Three years ago, when Runic Games released the original Torchlight, the Diabloesque style of role-playing game had been in a dire need of a pick me-up. While essentially only an updated version of the original Diablo, Torchlight was a resounding success that reignited fan interest in that style of game, triggering a slew of titles built around that formula to hit the mainstream. Most of those titles though left quite a lot to be desired but the promise of Torchlight II had everyone’s hopes up but then we waited and waited and waited so more.
So much time went by that Diablo III, the 10 ton behemoth of a game that Torchlight II would undoubtedly be compared to, came out and just like that, buzz for Torchlight II was silenced. However something funny happened between the release of Diablo III and the release of Torchlight II, a lot of people became disenfranchised with Blizzard’s blockbuster and the torch was lit once again for Runic’s game. The good news is that they finally delivered and it is a very good game. The bad news is that it is not necessarily the Diablo killer many fans were hoping for.

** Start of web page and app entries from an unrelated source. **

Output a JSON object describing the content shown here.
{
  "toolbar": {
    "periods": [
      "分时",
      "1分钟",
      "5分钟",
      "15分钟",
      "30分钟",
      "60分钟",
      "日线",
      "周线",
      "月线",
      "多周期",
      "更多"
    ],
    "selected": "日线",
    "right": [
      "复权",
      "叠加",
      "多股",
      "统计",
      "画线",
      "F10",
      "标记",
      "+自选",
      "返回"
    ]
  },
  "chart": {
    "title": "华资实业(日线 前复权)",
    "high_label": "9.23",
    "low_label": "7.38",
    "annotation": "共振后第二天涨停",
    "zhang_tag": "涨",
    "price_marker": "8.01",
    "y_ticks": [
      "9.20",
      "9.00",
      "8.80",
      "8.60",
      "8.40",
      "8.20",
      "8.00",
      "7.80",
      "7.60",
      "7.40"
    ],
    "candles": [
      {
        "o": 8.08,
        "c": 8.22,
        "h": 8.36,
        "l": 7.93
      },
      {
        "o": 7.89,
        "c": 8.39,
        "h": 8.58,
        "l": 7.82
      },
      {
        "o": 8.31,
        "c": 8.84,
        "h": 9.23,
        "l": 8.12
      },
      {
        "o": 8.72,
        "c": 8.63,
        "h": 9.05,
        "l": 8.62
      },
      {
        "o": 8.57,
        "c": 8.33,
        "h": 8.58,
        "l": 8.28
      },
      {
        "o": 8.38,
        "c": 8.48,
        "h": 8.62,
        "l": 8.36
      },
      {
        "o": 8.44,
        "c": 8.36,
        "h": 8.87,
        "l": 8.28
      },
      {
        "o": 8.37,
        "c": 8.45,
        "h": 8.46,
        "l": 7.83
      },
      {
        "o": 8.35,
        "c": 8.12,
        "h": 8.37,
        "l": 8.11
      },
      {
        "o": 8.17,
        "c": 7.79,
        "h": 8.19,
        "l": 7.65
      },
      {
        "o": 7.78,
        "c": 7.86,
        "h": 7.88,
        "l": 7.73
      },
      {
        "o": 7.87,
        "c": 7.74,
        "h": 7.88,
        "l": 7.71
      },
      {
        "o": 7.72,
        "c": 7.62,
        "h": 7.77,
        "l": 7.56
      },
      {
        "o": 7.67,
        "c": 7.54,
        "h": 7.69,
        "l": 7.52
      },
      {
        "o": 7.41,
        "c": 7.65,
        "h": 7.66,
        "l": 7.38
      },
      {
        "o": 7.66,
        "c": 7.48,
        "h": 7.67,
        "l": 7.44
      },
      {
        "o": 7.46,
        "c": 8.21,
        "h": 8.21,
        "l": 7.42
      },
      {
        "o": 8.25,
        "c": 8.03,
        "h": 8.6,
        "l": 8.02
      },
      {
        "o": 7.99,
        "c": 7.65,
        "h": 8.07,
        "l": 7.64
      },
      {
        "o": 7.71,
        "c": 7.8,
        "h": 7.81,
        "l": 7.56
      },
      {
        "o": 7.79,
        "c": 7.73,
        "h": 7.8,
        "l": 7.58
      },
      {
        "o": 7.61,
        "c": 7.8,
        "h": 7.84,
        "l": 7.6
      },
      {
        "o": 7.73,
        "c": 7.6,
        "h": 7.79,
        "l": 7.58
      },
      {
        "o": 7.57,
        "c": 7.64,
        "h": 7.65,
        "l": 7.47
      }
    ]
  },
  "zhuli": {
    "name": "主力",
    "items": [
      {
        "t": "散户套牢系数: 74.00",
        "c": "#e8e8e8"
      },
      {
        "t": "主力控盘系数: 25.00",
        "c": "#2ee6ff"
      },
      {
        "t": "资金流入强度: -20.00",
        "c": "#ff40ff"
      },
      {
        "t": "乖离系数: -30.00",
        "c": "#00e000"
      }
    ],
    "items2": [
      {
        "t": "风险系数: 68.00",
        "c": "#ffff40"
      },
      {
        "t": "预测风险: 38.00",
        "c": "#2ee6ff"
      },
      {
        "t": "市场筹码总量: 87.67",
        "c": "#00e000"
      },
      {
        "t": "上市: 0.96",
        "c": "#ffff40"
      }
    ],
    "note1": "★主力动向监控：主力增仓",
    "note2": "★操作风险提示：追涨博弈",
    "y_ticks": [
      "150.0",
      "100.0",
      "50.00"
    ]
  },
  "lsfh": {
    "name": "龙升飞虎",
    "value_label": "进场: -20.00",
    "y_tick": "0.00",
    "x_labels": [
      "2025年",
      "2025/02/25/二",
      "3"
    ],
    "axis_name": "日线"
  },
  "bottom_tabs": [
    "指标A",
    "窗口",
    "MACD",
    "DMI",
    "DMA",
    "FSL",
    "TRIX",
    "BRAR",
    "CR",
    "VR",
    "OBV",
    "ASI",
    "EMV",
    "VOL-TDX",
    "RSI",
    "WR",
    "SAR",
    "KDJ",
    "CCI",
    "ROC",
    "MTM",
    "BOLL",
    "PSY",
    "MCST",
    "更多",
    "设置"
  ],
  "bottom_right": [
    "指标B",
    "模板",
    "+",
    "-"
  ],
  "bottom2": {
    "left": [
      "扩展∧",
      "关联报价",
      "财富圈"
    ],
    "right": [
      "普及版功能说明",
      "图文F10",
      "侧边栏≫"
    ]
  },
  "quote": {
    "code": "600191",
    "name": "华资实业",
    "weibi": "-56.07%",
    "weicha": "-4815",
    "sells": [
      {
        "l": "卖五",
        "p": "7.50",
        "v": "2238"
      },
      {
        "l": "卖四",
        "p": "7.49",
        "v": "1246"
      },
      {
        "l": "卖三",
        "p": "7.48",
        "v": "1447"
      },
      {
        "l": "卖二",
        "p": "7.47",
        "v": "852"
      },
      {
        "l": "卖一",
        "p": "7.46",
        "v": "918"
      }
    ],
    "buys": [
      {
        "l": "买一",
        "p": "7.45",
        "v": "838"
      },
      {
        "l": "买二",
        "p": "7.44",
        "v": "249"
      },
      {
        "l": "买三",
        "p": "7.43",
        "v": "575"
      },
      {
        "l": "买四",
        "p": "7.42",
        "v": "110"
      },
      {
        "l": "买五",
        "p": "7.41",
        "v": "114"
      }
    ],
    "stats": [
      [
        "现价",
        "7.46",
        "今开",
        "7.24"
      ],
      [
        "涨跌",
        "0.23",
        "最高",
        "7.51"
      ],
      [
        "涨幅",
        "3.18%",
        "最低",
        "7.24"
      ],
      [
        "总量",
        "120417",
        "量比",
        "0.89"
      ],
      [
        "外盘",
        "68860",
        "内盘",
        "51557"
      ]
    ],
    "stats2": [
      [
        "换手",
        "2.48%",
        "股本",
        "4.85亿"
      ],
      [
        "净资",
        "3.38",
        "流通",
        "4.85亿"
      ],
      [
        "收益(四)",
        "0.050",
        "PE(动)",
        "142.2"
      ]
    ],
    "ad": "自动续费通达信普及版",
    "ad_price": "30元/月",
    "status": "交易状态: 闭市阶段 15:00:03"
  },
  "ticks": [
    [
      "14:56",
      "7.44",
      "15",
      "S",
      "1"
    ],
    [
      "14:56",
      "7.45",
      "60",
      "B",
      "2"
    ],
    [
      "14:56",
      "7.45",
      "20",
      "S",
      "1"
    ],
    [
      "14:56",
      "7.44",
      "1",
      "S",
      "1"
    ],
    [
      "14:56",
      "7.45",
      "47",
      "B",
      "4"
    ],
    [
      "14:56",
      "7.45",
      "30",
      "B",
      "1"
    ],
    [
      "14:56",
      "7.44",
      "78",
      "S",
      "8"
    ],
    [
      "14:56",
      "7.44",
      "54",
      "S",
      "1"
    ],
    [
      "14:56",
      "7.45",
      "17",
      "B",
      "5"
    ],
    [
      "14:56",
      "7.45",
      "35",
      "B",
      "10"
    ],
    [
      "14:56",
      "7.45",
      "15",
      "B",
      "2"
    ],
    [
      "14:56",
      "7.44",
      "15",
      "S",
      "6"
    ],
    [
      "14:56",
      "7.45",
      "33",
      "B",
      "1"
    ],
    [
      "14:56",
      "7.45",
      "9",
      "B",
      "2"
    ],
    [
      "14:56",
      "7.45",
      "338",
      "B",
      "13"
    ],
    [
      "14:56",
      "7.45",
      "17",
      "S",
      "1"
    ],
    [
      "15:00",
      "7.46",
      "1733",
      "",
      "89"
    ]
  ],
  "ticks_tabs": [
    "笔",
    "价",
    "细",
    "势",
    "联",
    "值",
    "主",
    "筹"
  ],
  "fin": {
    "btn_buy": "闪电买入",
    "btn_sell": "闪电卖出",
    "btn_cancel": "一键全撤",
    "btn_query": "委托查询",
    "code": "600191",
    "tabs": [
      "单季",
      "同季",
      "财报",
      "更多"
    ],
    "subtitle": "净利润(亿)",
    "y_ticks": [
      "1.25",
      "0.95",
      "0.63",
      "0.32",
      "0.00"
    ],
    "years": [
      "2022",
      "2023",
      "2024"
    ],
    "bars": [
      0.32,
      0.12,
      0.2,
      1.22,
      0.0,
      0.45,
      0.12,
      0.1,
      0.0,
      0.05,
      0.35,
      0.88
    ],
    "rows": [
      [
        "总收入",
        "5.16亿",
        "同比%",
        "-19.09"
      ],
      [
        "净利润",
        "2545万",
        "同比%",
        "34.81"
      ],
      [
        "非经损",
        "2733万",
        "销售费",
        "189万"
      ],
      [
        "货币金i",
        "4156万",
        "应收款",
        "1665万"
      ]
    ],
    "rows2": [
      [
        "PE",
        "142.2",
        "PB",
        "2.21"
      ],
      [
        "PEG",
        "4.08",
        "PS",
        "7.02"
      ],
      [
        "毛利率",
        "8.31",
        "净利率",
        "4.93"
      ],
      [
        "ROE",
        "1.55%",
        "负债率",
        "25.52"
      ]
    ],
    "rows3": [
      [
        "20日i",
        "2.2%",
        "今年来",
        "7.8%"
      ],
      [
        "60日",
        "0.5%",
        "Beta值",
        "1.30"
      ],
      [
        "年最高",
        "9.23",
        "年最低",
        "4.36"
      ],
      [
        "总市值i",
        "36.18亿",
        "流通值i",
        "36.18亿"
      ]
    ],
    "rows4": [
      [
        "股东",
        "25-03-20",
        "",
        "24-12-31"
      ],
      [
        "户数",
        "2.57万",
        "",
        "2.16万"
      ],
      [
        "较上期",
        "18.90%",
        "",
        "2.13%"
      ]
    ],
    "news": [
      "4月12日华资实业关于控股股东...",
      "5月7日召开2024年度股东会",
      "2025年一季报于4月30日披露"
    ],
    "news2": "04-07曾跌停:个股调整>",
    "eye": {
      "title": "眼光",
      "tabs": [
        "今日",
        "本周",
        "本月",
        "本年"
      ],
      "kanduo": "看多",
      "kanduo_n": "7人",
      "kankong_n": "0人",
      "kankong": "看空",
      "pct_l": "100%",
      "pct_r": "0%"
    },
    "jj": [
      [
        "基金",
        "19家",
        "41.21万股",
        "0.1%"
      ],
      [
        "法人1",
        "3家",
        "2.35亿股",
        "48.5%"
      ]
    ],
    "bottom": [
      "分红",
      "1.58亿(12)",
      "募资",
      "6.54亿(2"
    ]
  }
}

Picking up where the story of the original game left off, The Alchemist has destroyed Torchlight and is now rampaging across the land. There is something about guardians, special powers and portals to other worlds that gets told but none of it means much of anything, ultimately only serving as a reason to travel from locale to locale. An argument could be made that the narrative in these types of games is always throw away but Torchlight II features a story that oftentimes takes itself far too seriously to come across as so utterly forgettable.
Rightly or wrongly, Torchlight II’s narrative is going to be compared to that of Diablo III, where Blizzard went above and beyond what is expected of the genre. They raised a bar for presentation of narrative and Torchlight II fails to reach it. Fortunately though, the core gameplay is as strong as ever, if highly derivative. Point. Click. Kill. Loot. Rinse and repeat. That is Torchlight II’s core gameplay loop and while not at all complicated, it works quite well at rewarding the player with ever-better loot to utilize (or sell).
Rewarding players on a consistent basis is something that Torchlight II does very well. Whether you log in for a quick 15 minutes and are awarded some new loot for your character or pet, or play a longer session and your character levels up in experience or fame, granting attribute and skill points, the game is always giving the player a reason to continue going forward. Unlike in Diablo III, I never quite felt like I was grinding in Torchlight II as the game was always providing me with something new making me want to play more and more and Runic has made it very easy to do so in more ways than one.
In many ways Torchlight II may seem like the anti-Diablo III as it does not require a constant online connection making it available to play anywhere and is an open and encouraging platform for mods. Runic seemingly took some notes from the complaints about Diablo III and made a super user experience friendly game.
While the gameplay and user experience have been polished to a nice shiny finish, visuals and sound are something of a mixed bag. Graphically, Torchlight II is a fine looking game. It might not be super graphically intensive but its art style really works for it, delivering a truly fantastical world filled with tons of color. On the flip side of that though is the audio in the game, which is truly mediocre. The soundtrack at times sounds like it was ripped from that of Diablo and Diablo II, the voice acting is dull, and the sound effects lack oomph. From a presentation standpoint Torchlight II is just kind of meh, which is a shame because it gets so much of the mechanical parts correct.
Sadly, so much of Torchlight II is derivative of the Diablo series that if one is not already a fan of those types of games, they will find little to like about Torchlight II. That said, everything about the game experience has been lovingly crafted and should bring a smile to the face of those that do enjoy dungeon crawling, loot quests.